Unlike humans and many other animals, whose eyes are spherical and capable of rotation, owls’ eyes are tube-shaped and held in position rigidly by bony structures in the skull. This tubular shape aids in their exceptional binocular vision, which is particularly helpful in low-light conditions, a common environment for many owl species. But it also means that this species can’t move their eyes in the sockets – they can only look straight ahead.

6. Owls are only nocturnal

Contrary to popular myth, not all owls are nocturnal, or active only at night. In reality, the behavior of different species of owls is rather distinct from one another. Some species of these birds are nocturnal, but there are also some that are active during the daytime.

The Northern Hawk Owl and the Northern Pygmy Owl are both examples of diurnal owls, meaning they’re active throughout the daytime hours. 

Louise Robles

About Louise Robles

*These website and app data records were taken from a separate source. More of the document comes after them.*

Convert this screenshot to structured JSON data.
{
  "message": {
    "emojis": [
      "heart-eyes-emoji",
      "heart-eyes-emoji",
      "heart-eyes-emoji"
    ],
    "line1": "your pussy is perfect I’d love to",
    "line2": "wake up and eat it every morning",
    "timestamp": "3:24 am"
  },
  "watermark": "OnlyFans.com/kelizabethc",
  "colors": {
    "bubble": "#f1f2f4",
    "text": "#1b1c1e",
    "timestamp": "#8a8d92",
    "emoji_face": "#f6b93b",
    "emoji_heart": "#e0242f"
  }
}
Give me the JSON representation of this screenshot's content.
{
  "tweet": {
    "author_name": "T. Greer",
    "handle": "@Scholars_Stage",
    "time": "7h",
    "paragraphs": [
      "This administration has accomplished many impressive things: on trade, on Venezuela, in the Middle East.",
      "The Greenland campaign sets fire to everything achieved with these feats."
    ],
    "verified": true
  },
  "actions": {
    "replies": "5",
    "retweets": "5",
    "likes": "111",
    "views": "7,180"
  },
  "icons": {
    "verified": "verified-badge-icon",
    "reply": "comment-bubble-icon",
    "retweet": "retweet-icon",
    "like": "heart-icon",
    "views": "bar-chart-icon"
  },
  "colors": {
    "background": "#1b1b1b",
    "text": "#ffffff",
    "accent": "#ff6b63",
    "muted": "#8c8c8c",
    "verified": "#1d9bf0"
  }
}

Louise writes about a wide variety of topics including wildlife, animals, and nature. She's developed a growing interest in animal biology and categorization due to her fascination with how they interact with one another and with their surroundings.